The Kerala High Court had set aside the 2014 amendment by holding that the threshold limit of Rs 15,000 monthly salary for joining the pension fund was unreasonable. It allowed a pension in proportion to the salary above the threshold limit and held there could be no cut-off date for joining the pension scheme.
Meanwhile, the 2014 amendment changes included:
• Limit the maximum pensionable salary to Rs.15,000 per month. Earlier, the maximum pensionable salary was Rs.6,500 per month. The proviso to the said paragraph permitted an employee to be paid on the basis of the actual salary drawn by him provided, the contribution was remitted by him on the basis of the actual salary drawn by him preceded by a joint request made for such purpose jointly with his employer. The proviso was omitted by the amendment, capping the maximum pensionable salary at Rs.15,000. The scheme was amended further by a subsequent notification, the Employee's Pension (Fifth Amendment) Scheme, 2016 to provide that the pensionable salary for the existing members who prefer a fresh option, shall be based on the higher salary.
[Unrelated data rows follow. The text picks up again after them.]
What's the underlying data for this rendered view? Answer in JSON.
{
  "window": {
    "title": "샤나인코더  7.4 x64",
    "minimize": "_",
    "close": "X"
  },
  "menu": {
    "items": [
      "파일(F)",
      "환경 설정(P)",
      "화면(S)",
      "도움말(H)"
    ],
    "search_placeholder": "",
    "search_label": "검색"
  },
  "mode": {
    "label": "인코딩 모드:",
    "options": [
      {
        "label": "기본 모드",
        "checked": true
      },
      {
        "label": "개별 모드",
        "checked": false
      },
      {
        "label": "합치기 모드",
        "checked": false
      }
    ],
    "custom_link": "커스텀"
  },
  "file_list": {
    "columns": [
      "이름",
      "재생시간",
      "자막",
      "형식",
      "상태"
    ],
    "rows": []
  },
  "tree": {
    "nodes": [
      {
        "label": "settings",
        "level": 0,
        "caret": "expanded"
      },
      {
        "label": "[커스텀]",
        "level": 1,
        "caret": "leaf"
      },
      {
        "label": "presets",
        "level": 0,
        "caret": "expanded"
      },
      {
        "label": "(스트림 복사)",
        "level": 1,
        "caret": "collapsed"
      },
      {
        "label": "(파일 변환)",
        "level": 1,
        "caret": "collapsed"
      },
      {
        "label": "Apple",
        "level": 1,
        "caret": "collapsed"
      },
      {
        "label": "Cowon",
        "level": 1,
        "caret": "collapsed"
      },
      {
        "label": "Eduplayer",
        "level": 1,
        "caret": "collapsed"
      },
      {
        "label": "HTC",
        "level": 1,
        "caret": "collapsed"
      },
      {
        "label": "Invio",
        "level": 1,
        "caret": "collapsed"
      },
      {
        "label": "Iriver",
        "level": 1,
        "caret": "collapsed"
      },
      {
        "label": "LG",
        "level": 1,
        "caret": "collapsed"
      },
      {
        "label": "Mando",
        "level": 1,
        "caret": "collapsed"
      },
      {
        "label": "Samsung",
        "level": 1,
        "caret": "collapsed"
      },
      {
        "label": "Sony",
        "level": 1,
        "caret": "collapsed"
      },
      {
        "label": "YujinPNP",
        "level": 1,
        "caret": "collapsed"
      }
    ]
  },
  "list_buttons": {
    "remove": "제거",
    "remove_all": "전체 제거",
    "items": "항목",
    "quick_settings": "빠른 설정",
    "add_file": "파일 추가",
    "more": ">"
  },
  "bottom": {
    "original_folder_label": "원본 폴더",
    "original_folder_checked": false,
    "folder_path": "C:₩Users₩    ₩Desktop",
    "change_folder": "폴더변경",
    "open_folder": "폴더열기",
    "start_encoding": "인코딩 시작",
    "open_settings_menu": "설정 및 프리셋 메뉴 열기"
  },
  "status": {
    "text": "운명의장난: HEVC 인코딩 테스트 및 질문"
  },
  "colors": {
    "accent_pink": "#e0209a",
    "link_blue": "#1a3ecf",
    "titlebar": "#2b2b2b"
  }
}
• Confers an option on the existing members as on 01 September 2014 to submit a fresh option jointly with their employer to continue to contribute on salary exceeding Rs.15,000 per month. The employee would have to make a further contribution at the rate of 1.16 percent on the salary exceeding Rs.15,000, additionally. The fresh option would have to be exercised within a period of six months. The power to condone the omission to exercise the fresh option within the said period of six months by a further period of six months is conferred on the Regional Provident Fund Commissioner. If no such option is made, the contribution already made in excess of the wage ceiling limit would be diverted to the Provident Fund Account, along with interest.
• The monthly pension shall be determined on a pro-rata basis for pensionable service up to 01 September 2014 at the maximum pensionable salary of Rs.6,500, and for the period thereafter, at the maximum pensionable salary of Rs.15,000 per month.
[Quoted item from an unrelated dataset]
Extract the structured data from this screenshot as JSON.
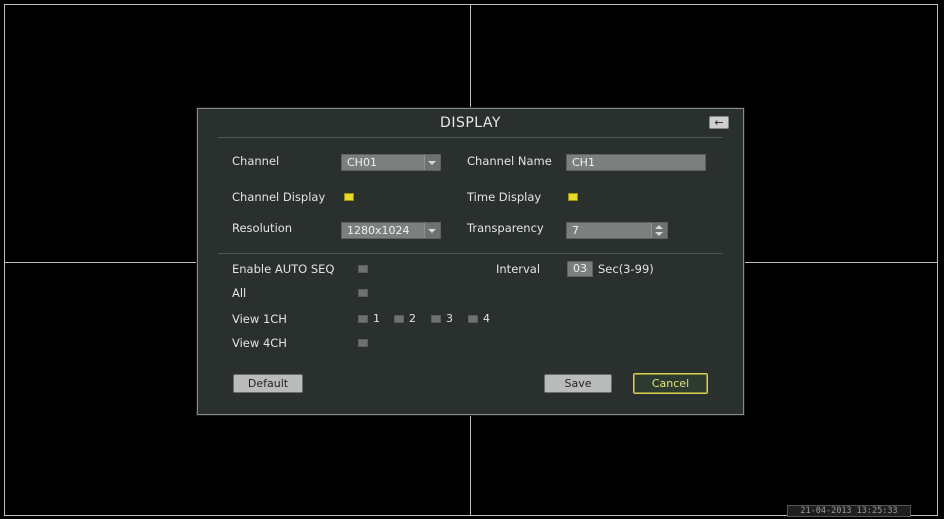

• Provides for withdrawal of the benefits where a member has not rendered the eligible service as required.
The main argument raised by EPFO was that the pension fund and provident fund were distinct and membership in the latter would not automatically translate into membership in the former. It maintained that the pension scheme was intended for low-wage employees. If the person drawing the salary above the cut-off limit was allowed to draw a pension as well, it would create a huge imbalance within the fund. The 2014 amendments were brought to address the issue of cross-subsidization between the two funds.
The pensioners disputed the argument of the financial burden raised by the EPFO. They said that the corpus fund remained intact and the payments were made from the interest. They held that the stand of the EPFO was contrary to the statute that there had to be a separate option exercised within the cut-off period to join the pension scheme.